**Problem description**.
Sort through the entries below and pull out lines containing the word "Kasir".

**The input**.
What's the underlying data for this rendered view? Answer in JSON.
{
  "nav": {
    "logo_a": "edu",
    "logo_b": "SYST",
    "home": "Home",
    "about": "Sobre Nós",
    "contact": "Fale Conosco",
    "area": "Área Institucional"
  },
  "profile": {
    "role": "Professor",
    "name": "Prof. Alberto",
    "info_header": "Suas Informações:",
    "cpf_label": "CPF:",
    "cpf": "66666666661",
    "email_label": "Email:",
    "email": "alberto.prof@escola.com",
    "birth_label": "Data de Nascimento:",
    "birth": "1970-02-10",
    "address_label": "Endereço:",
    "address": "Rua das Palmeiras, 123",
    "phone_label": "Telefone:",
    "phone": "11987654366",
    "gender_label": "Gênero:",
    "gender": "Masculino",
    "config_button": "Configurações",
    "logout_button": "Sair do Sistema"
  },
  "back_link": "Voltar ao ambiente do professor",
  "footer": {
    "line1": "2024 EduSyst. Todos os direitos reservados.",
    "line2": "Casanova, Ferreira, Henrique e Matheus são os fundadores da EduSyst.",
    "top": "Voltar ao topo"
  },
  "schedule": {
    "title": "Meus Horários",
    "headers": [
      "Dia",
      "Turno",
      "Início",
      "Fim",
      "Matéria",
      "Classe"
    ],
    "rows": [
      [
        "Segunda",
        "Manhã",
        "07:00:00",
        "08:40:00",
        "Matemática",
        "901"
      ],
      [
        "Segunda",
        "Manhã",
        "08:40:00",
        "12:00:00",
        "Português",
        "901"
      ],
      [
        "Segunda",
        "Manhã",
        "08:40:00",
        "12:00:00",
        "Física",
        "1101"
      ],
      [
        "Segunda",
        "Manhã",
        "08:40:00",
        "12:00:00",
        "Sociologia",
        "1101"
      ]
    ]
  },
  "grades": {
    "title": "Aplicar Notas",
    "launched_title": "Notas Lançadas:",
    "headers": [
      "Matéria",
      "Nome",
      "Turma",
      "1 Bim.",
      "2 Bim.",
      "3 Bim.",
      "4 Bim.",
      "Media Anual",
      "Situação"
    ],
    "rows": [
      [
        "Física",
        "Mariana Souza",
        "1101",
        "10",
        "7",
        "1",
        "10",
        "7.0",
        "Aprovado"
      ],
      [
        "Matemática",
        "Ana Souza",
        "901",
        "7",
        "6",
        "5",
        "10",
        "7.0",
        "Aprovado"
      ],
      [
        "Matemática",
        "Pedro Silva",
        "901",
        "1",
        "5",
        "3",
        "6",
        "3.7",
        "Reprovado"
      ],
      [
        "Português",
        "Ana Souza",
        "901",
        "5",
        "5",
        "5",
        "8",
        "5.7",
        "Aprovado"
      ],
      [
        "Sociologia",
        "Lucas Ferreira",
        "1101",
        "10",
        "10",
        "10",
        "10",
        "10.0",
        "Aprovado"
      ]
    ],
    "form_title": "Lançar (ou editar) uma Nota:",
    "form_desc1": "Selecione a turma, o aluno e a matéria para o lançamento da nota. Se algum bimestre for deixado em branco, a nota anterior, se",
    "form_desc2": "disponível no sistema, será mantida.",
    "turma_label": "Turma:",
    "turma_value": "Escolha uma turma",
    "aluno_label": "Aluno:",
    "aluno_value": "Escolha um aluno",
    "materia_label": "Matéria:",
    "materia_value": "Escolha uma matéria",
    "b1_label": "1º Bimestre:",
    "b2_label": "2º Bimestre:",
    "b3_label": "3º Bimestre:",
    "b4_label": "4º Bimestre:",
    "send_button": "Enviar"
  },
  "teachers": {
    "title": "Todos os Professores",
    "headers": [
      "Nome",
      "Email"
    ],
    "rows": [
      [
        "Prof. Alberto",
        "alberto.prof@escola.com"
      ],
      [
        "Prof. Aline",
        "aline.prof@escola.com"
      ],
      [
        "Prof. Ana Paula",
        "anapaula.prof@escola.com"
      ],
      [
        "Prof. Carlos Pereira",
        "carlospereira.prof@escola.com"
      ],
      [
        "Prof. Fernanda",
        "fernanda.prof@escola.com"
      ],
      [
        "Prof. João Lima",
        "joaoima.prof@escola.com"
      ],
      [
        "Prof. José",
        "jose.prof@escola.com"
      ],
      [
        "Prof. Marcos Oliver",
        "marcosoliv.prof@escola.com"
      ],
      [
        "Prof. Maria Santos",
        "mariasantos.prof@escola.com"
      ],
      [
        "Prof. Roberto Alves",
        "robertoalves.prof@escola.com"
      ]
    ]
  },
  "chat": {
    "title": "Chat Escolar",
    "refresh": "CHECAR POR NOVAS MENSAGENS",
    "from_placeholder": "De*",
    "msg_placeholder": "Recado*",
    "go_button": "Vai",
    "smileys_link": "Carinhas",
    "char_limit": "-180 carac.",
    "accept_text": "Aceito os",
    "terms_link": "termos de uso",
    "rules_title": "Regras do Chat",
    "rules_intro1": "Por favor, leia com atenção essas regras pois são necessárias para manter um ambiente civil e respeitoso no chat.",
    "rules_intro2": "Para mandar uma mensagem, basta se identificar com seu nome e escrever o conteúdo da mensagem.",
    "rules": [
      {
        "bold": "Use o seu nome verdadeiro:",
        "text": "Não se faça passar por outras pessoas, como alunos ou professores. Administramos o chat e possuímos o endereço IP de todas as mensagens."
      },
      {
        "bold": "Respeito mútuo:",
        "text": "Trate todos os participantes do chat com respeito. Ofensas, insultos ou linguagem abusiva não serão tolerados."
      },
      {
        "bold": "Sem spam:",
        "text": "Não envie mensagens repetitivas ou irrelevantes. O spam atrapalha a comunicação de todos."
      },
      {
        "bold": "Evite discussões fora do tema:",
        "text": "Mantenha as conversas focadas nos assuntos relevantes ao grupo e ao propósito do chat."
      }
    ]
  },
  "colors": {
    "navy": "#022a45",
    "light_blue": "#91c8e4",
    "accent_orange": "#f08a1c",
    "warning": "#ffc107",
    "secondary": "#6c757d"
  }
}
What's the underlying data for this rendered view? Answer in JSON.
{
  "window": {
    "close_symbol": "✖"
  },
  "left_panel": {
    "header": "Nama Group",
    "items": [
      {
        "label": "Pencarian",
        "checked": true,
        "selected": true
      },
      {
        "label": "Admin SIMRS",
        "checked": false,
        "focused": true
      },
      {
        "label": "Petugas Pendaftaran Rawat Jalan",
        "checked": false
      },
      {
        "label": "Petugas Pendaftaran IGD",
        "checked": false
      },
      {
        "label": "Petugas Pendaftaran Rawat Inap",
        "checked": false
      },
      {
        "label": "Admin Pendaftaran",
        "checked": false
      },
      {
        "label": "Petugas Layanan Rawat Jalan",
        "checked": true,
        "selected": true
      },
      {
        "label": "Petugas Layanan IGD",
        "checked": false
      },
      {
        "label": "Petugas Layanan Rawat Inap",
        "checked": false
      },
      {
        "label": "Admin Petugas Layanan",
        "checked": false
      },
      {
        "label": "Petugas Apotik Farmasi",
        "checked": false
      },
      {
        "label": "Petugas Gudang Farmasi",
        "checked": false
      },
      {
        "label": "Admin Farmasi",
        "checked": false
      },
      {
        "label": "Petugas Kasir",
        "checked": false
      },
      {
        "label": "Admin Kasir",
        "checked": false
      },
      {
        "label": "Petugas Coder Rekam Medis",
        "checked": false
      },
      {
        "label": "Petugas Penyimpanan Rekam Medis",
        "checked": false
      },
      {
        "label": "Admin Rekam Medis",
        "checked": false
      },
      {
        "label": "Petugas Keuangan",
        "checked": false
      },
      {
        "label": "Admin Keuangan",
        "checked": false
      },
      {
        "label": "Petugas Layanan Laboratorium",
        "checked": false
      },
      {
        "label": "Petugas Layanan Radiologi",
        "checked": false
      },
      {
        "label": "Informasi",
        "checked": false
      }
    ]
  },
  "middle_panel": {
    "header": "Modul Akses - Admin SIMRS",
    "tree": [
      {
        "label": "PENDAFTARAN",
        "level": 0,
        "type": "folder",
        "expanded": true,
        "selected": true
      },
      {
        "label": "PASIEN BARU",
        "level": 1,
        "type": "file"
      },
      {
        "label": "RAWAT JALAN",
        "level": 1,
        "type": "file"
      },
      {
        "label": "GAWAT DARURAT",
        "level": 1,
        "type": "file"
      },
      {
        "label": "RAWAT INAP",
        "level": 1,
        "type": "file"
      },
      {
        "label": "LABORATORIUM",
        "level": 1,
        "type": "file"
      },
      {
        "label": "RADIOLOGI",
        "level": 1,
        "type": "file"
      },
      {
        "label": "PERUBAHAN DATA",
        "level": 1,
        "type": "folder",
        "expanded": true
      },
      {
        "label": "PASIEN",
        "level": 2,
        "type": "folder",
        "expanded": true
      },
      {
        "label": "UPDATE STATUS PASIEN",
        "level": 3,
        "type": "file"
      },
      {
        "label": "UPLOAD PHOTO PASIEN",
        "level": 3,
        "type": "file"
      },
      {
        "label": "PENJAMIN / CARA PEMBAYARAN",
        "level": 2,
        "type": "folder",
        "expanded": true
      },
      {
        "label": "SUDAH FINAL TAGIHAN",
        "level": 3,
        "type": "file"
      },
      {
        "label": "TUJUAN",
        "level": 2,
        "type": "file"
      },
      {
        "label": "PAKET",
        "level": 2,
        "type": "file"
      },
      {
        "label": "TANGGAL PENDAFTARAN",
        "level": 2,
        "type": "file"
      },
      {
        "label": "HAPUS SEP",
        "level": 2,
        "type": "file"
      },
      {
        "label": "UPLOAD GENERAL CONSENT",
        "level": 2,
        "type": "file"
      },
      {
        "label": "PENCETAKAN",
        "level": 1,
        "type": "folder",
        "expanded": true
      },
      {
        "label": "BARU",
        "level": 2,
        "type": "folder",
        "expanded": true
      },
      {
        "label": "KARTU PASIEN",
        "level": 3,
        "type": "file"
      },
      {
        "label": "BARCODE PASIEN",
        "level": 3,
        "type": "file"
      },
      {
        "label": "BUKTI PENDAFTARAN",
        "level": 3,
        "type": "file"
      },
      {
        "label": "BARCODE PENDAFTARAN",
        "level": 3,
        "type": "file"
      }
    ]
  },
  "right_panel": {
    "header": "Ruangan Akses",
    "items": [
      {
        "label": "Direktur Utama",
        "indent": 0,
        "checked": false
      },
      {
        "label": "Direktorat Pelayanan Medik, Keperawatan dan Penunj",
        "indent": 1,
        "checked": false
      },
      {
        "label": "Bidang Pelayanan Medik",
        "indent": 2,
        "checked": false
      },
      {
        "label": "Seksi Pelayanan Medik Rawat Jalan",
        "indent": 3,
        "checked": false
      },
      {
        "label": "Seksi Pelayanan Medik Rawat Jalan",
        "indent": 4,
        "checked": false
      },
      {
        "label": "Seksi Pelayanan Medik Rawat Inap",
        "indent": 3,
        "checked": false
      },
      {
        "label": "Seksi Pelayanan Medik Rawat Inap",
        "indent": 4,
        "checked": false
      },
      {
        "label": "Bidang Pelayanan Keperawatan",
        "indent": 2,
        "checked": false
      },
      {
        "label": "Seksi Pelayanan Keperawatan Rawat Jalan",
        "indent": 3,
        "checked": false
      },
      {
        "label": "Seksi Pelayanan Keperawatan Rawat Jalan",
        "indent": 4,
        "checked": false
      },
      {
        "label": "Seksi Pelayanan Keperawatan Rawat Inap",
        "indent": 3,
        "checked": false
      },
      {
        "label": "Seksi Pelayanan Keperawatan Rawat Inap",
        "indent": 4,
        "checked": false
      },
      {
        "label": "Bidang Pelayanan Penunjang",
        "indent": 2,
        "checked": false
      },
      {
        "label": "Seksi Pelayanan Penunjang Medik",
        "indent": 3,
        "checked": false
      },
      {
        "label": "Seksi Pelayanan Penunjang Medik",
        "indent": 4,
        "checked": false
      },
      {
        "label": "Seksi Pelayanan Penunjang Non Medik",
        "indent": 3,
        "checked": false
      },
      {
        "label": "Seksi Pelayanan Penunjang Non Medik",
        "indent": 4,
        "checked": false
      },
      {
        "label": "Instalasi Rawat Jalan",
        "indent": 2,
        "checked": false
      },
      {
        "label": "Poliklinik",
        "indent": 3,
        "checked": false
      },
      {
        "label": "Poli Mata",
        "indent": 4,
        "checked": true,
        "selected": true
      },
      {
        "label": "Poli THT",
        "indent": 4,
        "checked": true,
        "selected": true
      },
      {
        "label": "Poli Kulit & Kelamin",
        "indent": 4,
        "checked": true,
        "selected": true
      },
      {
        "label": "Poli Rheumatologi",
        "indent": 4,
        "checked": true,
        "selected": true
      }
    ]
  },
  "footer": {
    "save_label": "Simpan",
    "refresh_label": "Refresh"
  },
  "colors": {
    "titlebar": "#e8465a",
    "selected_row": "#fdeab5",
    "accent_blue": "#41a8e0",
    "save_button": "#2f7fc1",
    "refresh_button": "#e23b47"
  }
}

**Result of the exercise**.
        "label": "Petugas Kasir",
        "label": "Admin Kasir",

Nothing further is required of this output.